From A to Z, Twenty-Six Funny, Weird, Vivid French Expressions



Embed from Getty Images


Literally: to care about one’s own onions

Best equivalent: mind one’s own business


The expression could have American origins. In the 1920s, many onion species grew in the U.S. People who worked in this field developed skills to learn how to distinguish the different kinds. Soon, they minded about their particular species, which became their exclusive business. Who knows for sure? What is sure, however, is that the French expression is used to remind someone to mind her/his own business.

The French can also say: Ce ne sont pas tes oignons. Literally: they are not your onions. In both expressions, oignons never designate onions but anything related to personal business.


See you tomorrow for the letter P, part of the A to Z challenge!


  1. Ha, I like that one 🙂 From now on, I shall tell people to mind their onions!

  2. I like that. A little less direct. It makes the recipient think for a minute.

    • It is obvious to a French native-speaker but takes a little more time to someone learning the language, for sure.

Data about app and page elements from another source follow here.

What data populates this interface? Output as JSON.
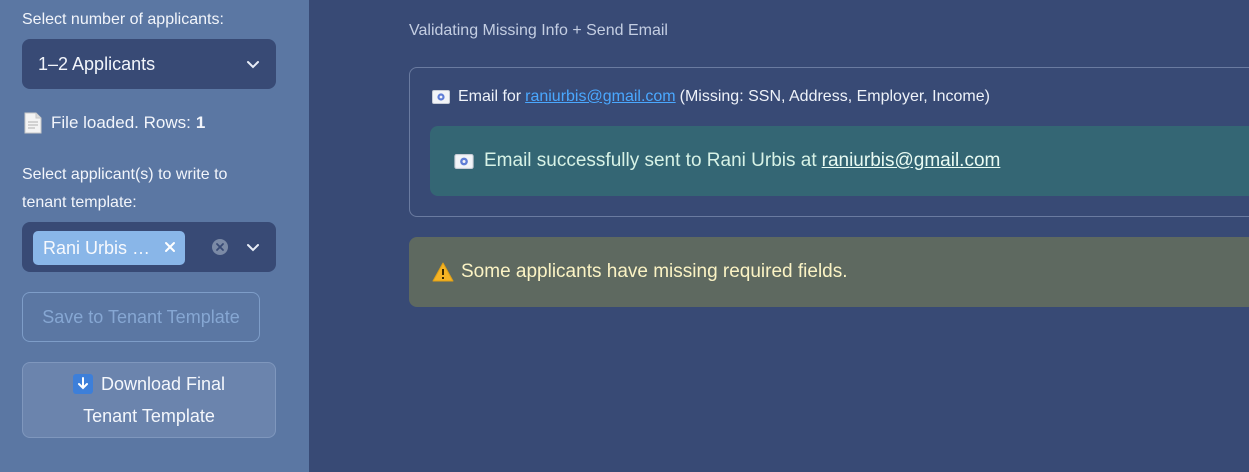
{
  "sidebar": {
    "applicant_count_label": "Select number of applicants:",
    "applicant_count_value": "1–2 Applicants",
    "file_status_text": "File loaded. Rows:",
    "file_rows": "1",
    "applicant_select_label_line1": "Select applicant(s) to write to",
    "applicant_select_label_line2": "tenant template:",
    "selected_applicant_tag": "Rani Urbis …",
    "save_button_label": "Save to Tenant Template",
    "download_button_line1": "Download Final",
    "download_button_line2": "Tenant Template"
  },
  "main": {
    "section_title": "Validating Missing Info + Send Email",
    "email_prefix": "Email for",
    "email_address": "raniurbis@gmail.com",
    "email_missing": "(Missing: SSN, Address, Employer, Income)",
    "success_prefix": "Email successfully sent to Rani Urbis at",
    "success_email": "raniurbis@gmail.com",
    "warning_text": "Some applicants have missing required fields."
  },
  "colors": {
    "sidebar_bg": "#5b77a3",
    "main_bg": "#384a75",
    "success_bg": "#346674",
    "warning_bg": "#5e6960",
    "link": "#4aa8ff",
    "tag_bg": "#89b6e8"
  },
  "icons": {
    "file": "document-icon",
    "envelope": "envelope-icon",
    "warning": "warning-triangle-icon",
    "download": "down-arrow-icon"
  }
}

When I was a newcomer here, I didn’t understand the expression “It’s a catch 22.” It is now part of my own vocabulary, but it took me a while to get it.
      That’s another reason why I like these expressions.

  3. hilarymb says:

    Hi Evelyne – isn’t it interesting picking up the different nuances – love this one … I think I’ll be saying mind your onions … mind you people are having trouble with some of my English or South African expressions here … so I guess if I add that in – I’ll be totally incomprehensible!! Cheers Hilary

    • I get you! I used to translate some of the French expressions in English, here in the USA, with mixed success. When I said that I had a cat in the throat or the hen’s bumps, I understood that expressions don’t often translate well.
      Thank you for another visit, Hilary.

  4. I’m thinking, Evelyne, maybe that onions and garlic come with strong smells and onions can make you cry. Maybe it means mind your own stinky business as that opposed to your neighbor. I like it. –Curt

  5. Interesting that onions would relate to one’s personal belongings. Weekends In Maine

  6. It’s no different than the English, “Mind your own bee’s wax,” that kids used to say to each other. I wonder if they still do…


  1. […] For funny and weird French expressions see Evelyne’s blog. […]

%d bloggers like this: